They are Mount Everest’s forgotten victims.
The world’s tallest mountain has claimed some 250 lives since adventurers first began trying to scale it in 1922. Its extreme mix of altitude, weather, pitfalls and exertion has claimed 18 climbers from Japan, 17 each from the U.K. and India, and 10 Americans. But it is the local men who lug the foreign visitors’ gear, fix their ropes, and guide them up and down the steep pitches who have always been the most likely to die.
An avalanche in the Khumbu ice fall, a treacherous field of giant ice blocks and deep crevices between base camp and camp one, took the lives of 16 Sherpas last week. The worst-ever disaster on the mountain, it brings the total number of locals killed on the mountain over the past nine decades to 88.
And the tragedy seems to touched off a rebellion among the high-altitude guides and porters.
At least 400 Sherpas have walked off the job, voicing complaints about their poor pay, limited benefits, and elevated risks, throwing the spring climbing season in chaos. Several major expedition companies have already announced that they are pulling clients and staff off the mountain. And reports from base camp suggest tensions are running dangerously high.
“Time and again the Sherpas have stated that their argument is not with the Westerners and there is no animosity towards us. Their beef is with the government. They are sorry that we are caught in this tangled web on the sidelines but at the same time we (and the mountain) are being used as political leverage to get what they want,” Tim Mosedale, a British expedition leader (and B&B owner) wrote on his blog. “And then came the threats … insidious threats that have completely changed the nature of the demands and the situation. There was a veiled threat (or rumour of one) that if we go in the icefall we might not be safe. Our initial reaction wasn’t quite ‘bring it on’ but we certainly weren’t going to stop and, indeed, if the protagonists could be identified perhaps the rot could be removed. But then it got worse. Sherpas are being told that if they go on the hill, well, ‘we know where you live.’ Sherpas are turning against Sherpas and in this country where these threats are sometimes carried out they are taken very, very seriously.”
The transformation of Everest from a quest to a business over the past 20 years is the root of the problem.

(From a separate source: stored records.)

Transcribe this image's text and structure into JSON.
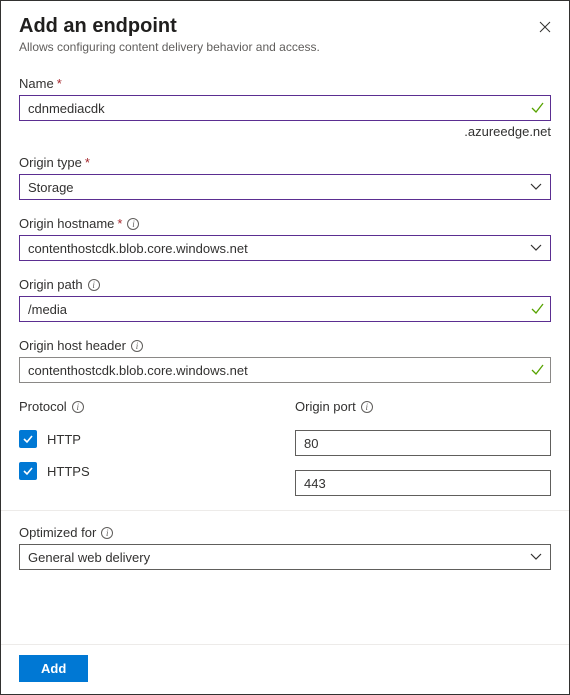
{
  "header": {
    "title": "Add an endpoint",
    "subtitle": "Allows configuring content delivery behavior and access."
  },
  "name": {
    "label": "Name",
    "value": "cdnmediacdk",
    "suffix": ".azureedge.net"
  },
  "originType": {
    "label": "Origin type",
    "value": "Storage"
  },
  "originHostname": {
    "label": "Origin hostname",
    "value": "contenthostcdk.blob.core.windows.net"
  },
  "originPath": {
    "label": "Origin path",
    "value": "/media"
  },
  "originHostHeader": {
    "label": "Origin host header",
    "value": "contenthostcdk.blob.core.windows.net"
  },
  "protocol": {
    "label": "Protocol",
    "http": "HTTP",
    "https": "HTTPS"
  },
  "originPort": {
    "label": "Origin port",
    "http": "80",
    "https": "443"
  },
  "optimizedFor": {
    "label": "Optimized for",
    "value": "General web delivery"
  },
  "footer": {
    "add": "Add"
  },
  "colors": {
    "accent": "#0078d4",
    "inputBorder": "#5b2e91",
    "validGreen": "#57a300"
  }
}
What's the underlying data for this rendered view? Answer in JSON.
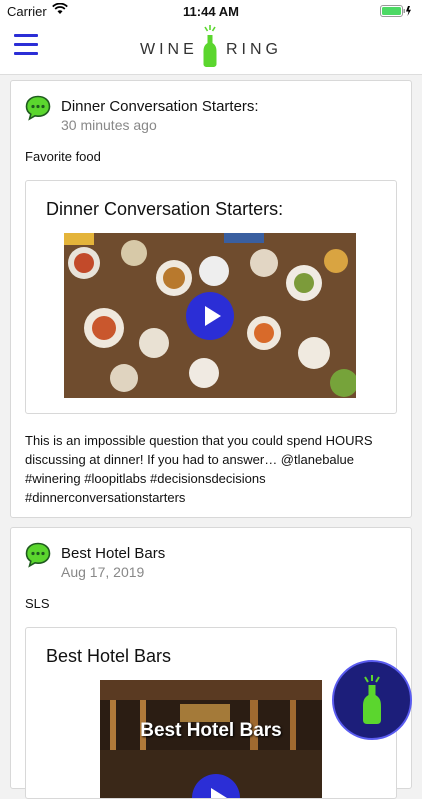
{
  "status_bar": {
    "carrier": "Carrier",
    "time": "11:44 AM"
  },
  "header": {
    "logo_left": "WINE",
    "logo_right": "RING"
  },
  "posts": [
    {
      "title": "Dinner Conversation Starters:",
      "time": "30 minutes ago",
      "caption": "Favorite food",
      "embed_title": "Dinner Conversation Starters:",
      "description": "This is an impossible question that you could spend HOURS discussing at dinner! If you had to answer… @tlanebalue #winering #loopitlabs #decisionsdecisions #dinnerconversationstarters"
    },
    {
      "title": "Best Hotel Bars",
      "time": "Aug 17, 2019",
      "caption": "SLS",
      "embed_title": "Best Hotel Bars",
      "image_text": "Best Hotel Bars"
    }
  ],
  "colors": {
    "accent": "#2b2ed6",
    "brand_green": "#5bd62e"
  }
}
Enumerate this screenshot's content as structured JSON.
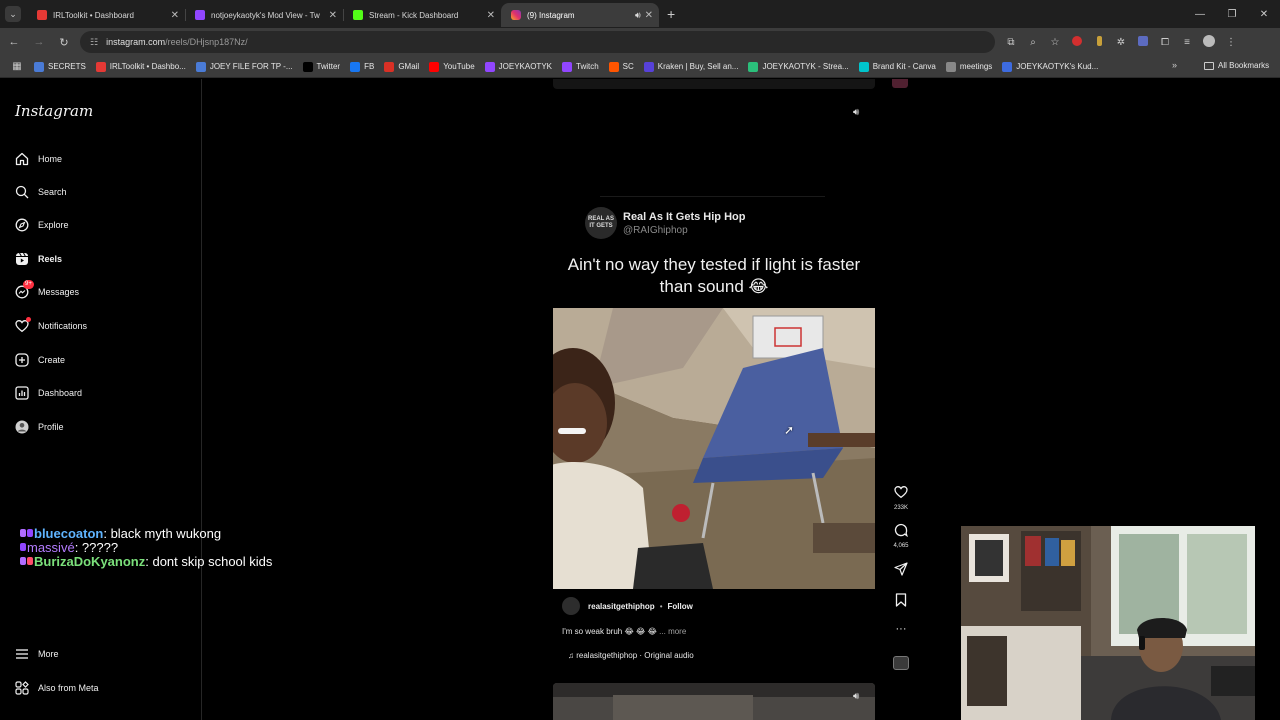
{
  "browser": {
    "tabs": [
      {
        "title": "IRLToolkit • Dashboard",
        "color": "#e53935",
        "active": false
      },
      {
        "title": "notjoeykaotyk's Mod View - Tw",
        "color": "#9146ff",
        "active": false
      },
      {
        "title": "Stream - Kick Dashboard",
        "color": "#53fc18",
        "active": false
      },
      {
        "title": "(9) Instagram",
        "color": "#e1306c",
        "active": true
      }
    ],
    "url_host": "instagram.com",
    "url_path": "/reels/DHjsnp187Nz/",
    "bookmarks": [
      {
        "label": "SECRETS",
        "color": "#4a7bd6"
      },
      {
        "label": "IRLToolkit • Dashbo...",
        "color": "#e53935"
      },
      {
        "label": "JOEY FILE FOR TP -...",
        "color": "#4a7bd6"
      },
      {
        "label": "Twitter",
        "color": "#000000"
      },
      {
        "label": "FB",
        "color": "#1877f2"
      },
      {
        "label": "GMail",
        "color": "#d93025"
      },
      {
        "label": "YouTube",
        "color": "#ff0000"
      },
      {
        "label": "JOEYKAOTYK",
        "color": "#9146ff"
      },
      {
        "label": "Twitch",
        "color": "#9146ff"
      },
      {
        "label": "SC",
        "color": "#ff5500"
      },
      {
        "label": "Kraken | Buy, Sell an...",
        "color": "#5741d9"
      },
      {
        "label": "JOEYKAOTYK - Strea...",
        "color": "#2bbf7b"
      },
      {
        "label": "Brand Kit - Canva",
        "color": "#00c4cc"
      },
      {
        "label": "meetings",
        "color": "#888888"
      },
      {
        "label": "JOEYKAOTYK's Kud...",
        "color": "#3d6be0"
      }
    ],
    "all_bookmarks": "All Bookmarks"
  },
  "instagram": {
    "logo": "Instagram",
    "nav": [
      {
        "label": "Home",
        "icon": "home-icon"
      },
      {
        "label": "Search",
        "icon": "search-icon"
      },
      {
        "label": "Explore",
        "icon": "explore-icon"
      },
      {
        "label": "Reels",
        "icon": "reels-icon"
      },
      {
        "label": "Messages",
        "icon": "messages-icon",
        "badge": "9+"
      },
      {
        "label": "Notifications",
        "icon": "heart-icon"
      },
      {
        "label": "Create",
        "icon": "create-icon"
      },
      {
        "label": "Dashboard",
        "icon": "dashboard-icon"
      },
      {
        "label": "Profile",
        "icon": "profile-icon"
      }
    ],
    "more": "More",
    "also_from_meta": "Also from Meta"
  },
  "chat": [
    {
      "user": "bluecoaton",
      "message": ": black myth wukong"
    },
    {
      "user": "massivé",
      "message": ": ?????"
    },
    {
      "user": "BurizaDoKyanonz",
      "message": ": dont skip school kids"
    }
  ],
  "post": {
    "page_name": "Real As It Gets Hip Hop",
    "page_handle": "@RAIGhiphop",
    "avatar_text": "REAL AS IT GETS",
    "headline": "Ain't no way they tested if light is faster than sound 😂",
    "uploader": "realasitgethiphop",
    "follow": "Follow",
    "caption": "I'm so weak bruh 😂 😂 😂",
    "more": "... more",
    "audio": "realasitgethiphop · Original audio",
    "likes": "233K",
    "comments": "4,065"
  }
}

Each year, hundreds of foreigners flock to its slopes, having paid as much as $120,000 each for “the adventure of a lifetime.” But most of that money goes to the tour operators and the government. Very little trickles down to the people who do the heavy lifting. A top-flight climbing Sherpa—even those who have summited more than a dozen times—typically takes home just $6,000 for the two-month spring season. And most make far less. (Foreign guides typically make $50,000 plus tips over the same period.) Meanwhile, the dangers associated with helping less skilled—or as was the case of Shriya Shah-Klorfine, a Canadian who perished in 2012, woefully unprepared—climbers, are multiplying.
“While training is significant, no amount of practice inoculates Sherpas from the increased exposure to risk they’re asked to take on in the mountains,” Grayson Schaffer of Outside Magazine wrote in an extensive look at the issues last summer. “Walking through the Khumbu Icefall, a shifting glacier with the constant threat of calving, is considered so dangerous that some outfitters acclimatize their clients on neighboring peaks to avoid traveling through it. In a typical season, a climbing Sherpa might make a dozen round-trips through this area, some earning a bonus for each extra lap. Guides and clients usually make between two and four.”

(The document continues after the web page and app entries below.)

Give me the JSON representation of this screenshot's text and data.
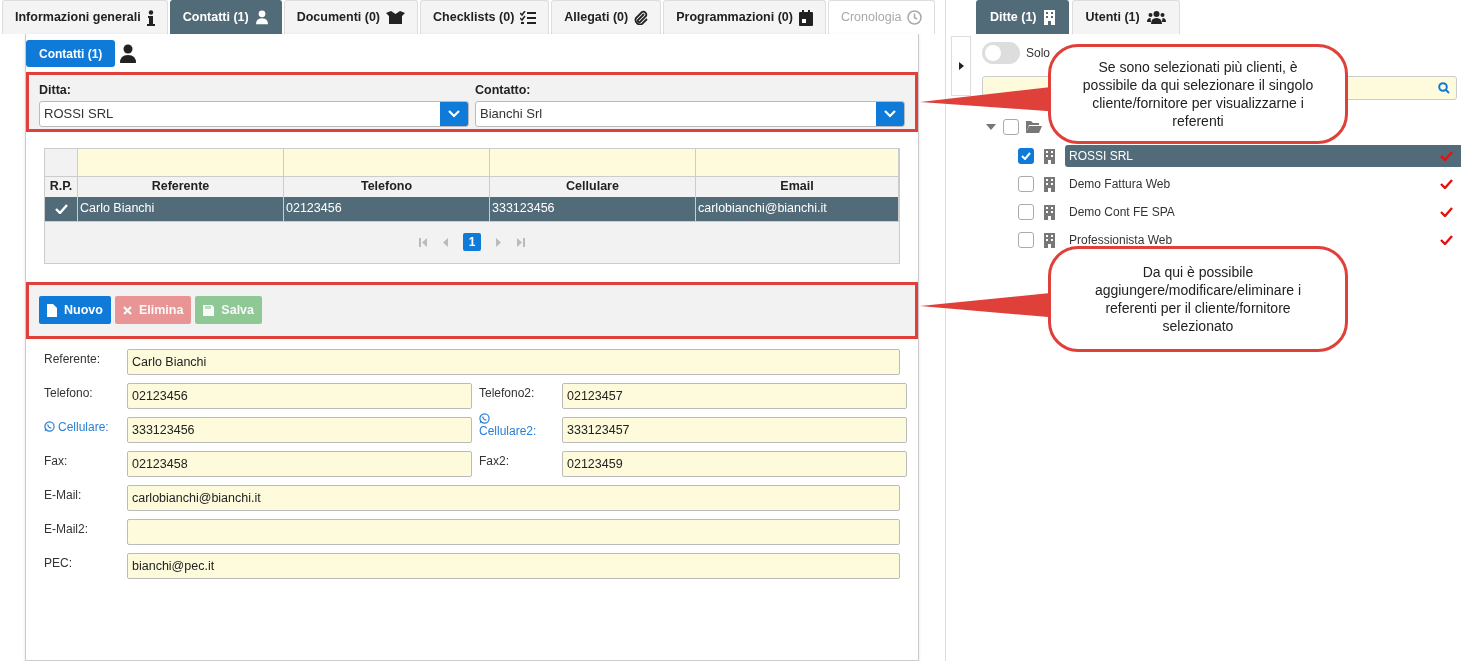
{
  "tabs": [
    {
      "label": "Informazioni generali",
      "selected": false,
      "disabled": false
    },
    {
      "label": "Contatti (1)",
      "selected": true,
      "disabled": false
    },
    {
      "label": "Documenti (0)",
      "selected": false,
      "disabled": false
    },
    {
      "label": "Checklists (0)",
      "selected": false,
      "disabled": false
    },
    {
      "label": "Allegati (0)",
      "selected": false,
      "disabled": false
    },
    {
      "label": "Programmazioni (0)",
      "selected": false,
      "disabled": false
    },
    {
      "label": "Cronologia",
      "selected": false,
      "disabled": true
    }
  ],
  "section_button": "Contatti (1)",
  "selectors": [
    {
      "label": "Ditta:",
      "value": "ROSSI SRL"
    },
    {
      "label": "Contatto:",
      "value": "Bianchi Srl"
    }
  ],
  "table": {
    "rp_column": "R.P.",
    "columns": [
      "Referente",
      "Telefono",
      "Cellulare",
      "Email"
    ],
    "rows": [
      {
        "selected": true,
        "rp": true,
        "cells": [
          "Carlo Bianchi",
          "02123456",
          "333123456",
          "carlobianchi@bianchi.it"
        ]
      }
    ],
    "page": "1"
  },
  "actions": [
    {
      "label": "Nuovo",
      "kind": "new",
      "disabled": false
    },
    {
      "label": "Elimina",
      "kind": "delete",
      "disabled": true
    },
    {
      "label": "Salva",
      "kind": "save",
      "disabled": true
    }
  ],
  "form": [
    {
      "kind": "full",
      "fields": [
        {
          "label": "Referente:",
          "value": "Carlo Bianchi",
          "whatsapp": false
        }
      ]
    },
    {
      "kind": "pair",
      "fields": [
        {
          "label": "Telefono:",
          "value": "02123456",
          "whatsapp": false
        },
        {
          "label": "Telefono2:",
          "value": "02123457",
          "whatsapp": false
        }
      ]
    },
    {
      "kind": "pair",
      "fields": [
        {
          "label": "Cellulare:",
          "value": "333123456",
          "whatsapp": true
        },
        {
          "label": "Cellulare2:",
          "value": "333123457",
          "whatsapp": true
        }
      ]
    },
    {
      "kind": "pair",
      "fields": [
        {
          "label": "Fax:",
          "value": "02123458",
          "whatsapp": false
        },
        {
          "label": "Fax2:",
          "value": "02123459",
          "whatsapp": false
        }
      ]
    },
    {
      "kind": "full",
      "fields": [
        {
          "label": "E-Mail:",
          "value": "carlobianchi@bianchi.it",
          "whatsapp": false
        }
      ]
    },
    {
      "kind": "full",
      "fields": [
        {
          "label": "E-Mail2:",
          "whatsapp": false
        }
      ]
    },
    {
      "kind": "full",
      "fields": [
        {
          "label": "PEC:",
          "value": "bianchi@pec.it",
          "whatsapp": false
        }
      ]
    }
  ],
  "side_tabs": [
    {
      "label": "Ditte (1)",
      "selected": true
    },
    {
      "label": "Utenti (1)",
      "selected": false
    }
  ],
  "toggle": {
    "label": "Solo",
    "on": false
  },
  "tree": {
    "expanded": true,
    "checked": false,
    "children": [
      {
        "name": "ROSSI SRL",
        "checked": true,
        "selected": true
      },
      {
        "name": "Demo Fattura Web",
        "checked": false,
        "selected": false
      },
      {
        "name": "Demo Cont FE SPA",
        "checked": false,
        "selected": false
      },
      {
        "name": "Professionista Web",
        "checked": false,
        "selected": false
      }
    ]
  },
  "callouts": [
    "Se sono selezionati più clienti, è possibile da qui selezionare il singolo cliente/fornitore per visualizzarne i referenti",
    "Da qui è possibile aggiungere/modificare/eliminare i referenti per il cliente/fornitore selezionato"
  ]
}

When a Sherpa is killed, or falls victim to one of the many other hazards of the job—which include broken bones, frostbite, edema, heart attacks and strokes—there is virtually no social safety net. The Nepalese government—which takes in tens of millions each year from climbing permits, fees and taxes—mandates that each tour operator must provide Sherpas who work above base camp with $575 worth of medical coverage and a $4,600 death benefit. (The payout for a fatality at lower altitudes in $3,500.) And all local employees must be covered for at least $4,000 worth of rescue costs. But in a place where a single helicopter evacuation—live body or frozen corpse—can cost $15,000, that insurance doesn’t cover much.
After a scary confrontation between three European climbers and a group of 100 furious Sherpas last spring, the Nepalese government took some baby steps to address the problem, increasing the high-altitude death benefit to $11,000 and rescue insurance to $10,000, but those changes aren’t scheduled to go into effect until next year. But its ham-fisted handling of avalanche deaths—the government initially offered the victims’ families 40,000 rupees (about $415) each in compensation—suggest it still hasn’t fully grasped the problem.

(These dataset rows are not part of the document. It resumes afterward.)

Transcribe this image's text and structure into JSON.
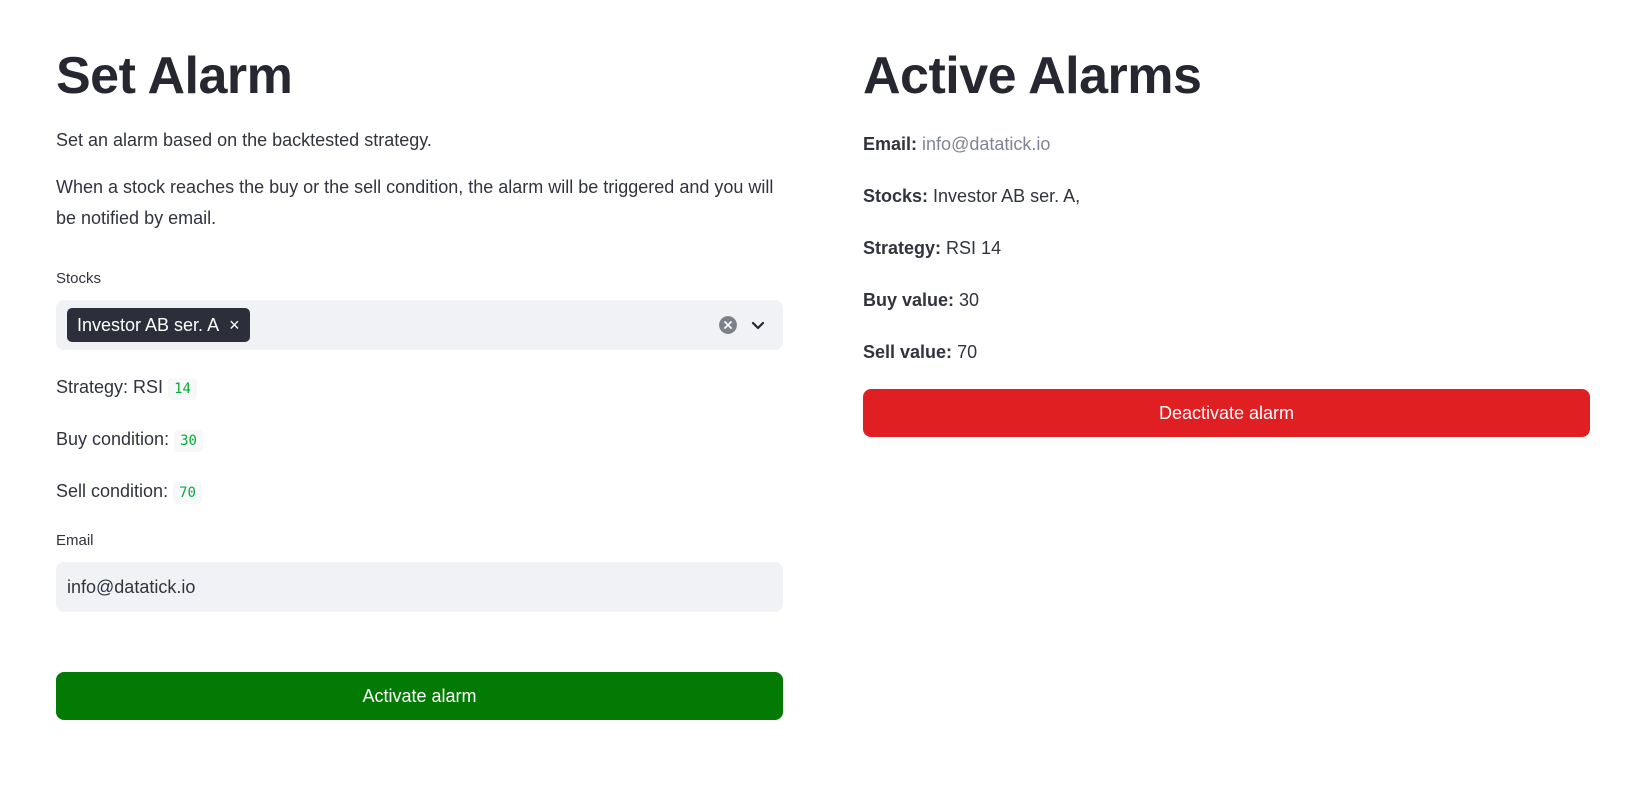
{
  "set_alarm": {
    "title": "Set Alarm",
    "intro": "Set an alarm based on the backtested strategy.",
    "description": "When a stock reaches the buy or the sell condition, the alarm will be triggered and you will be notified by email.",
    "stocks_label": "Stocks",
    "selected_stock": "Investor AB ser. A",
    "strategy_label": "Strategy: RSI",
    "strategy_value": "14",
    "buy_label": "Buy condition:",
    "buy_value": "30",
    "sell_label": "Sell condition:",
    "sell_value": "70",
    "email_label": "Email",
    "email_value": "info@datatick.io",
    "activate_button": "Activate alarm"
  },
  "active_alarms": {
    "title": "Active Alarms",
    "email_label": "Email:",
    "email_value": "info@datatick.io",
    "stocks_label": "Stocks:",
    "stocks_value": "Investor AB ser. A,",
    "strategy_label": "Strategy:",
    "strategy_value": "RSI 14",
    "buy_label": "Buy value:",
    "buy_value": "30",
    "sell_label": "Sell value:",
    "sell_value": "70",
    "deactivate_button": "Deactivate alarm"
  },
  "icons": {
    "tag_remove": "close-icon",
    "clear": "clear-circle-icon",
    "dropdown": "chevron-down-icon"
  },
  "colors": {
    "activate": "#037a03",
    "deactivate": "#df1f22",
    "code": "#09ab3b"
  }
}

Apa Sherpa, the man who holds the record for most Everest summits with 21, and now runs a foundation dedicated to helping improve education in rural Nepal, says most Sherpas climb because they have no other choice.
“They lack education and job opportunities in other sectors. Since they live in the high altitudes, where nothing else grows except for potatoes, they have no option to working for foreign clients,” he told the Italian newspaper Republica this week. “For the foreigners mountain climbing is a fun, an adventure. For the Sherpas it is an obligation, a source of livelihood.”
Most of the risks, few of the benefits and none of the glory. No wonder they’re angry.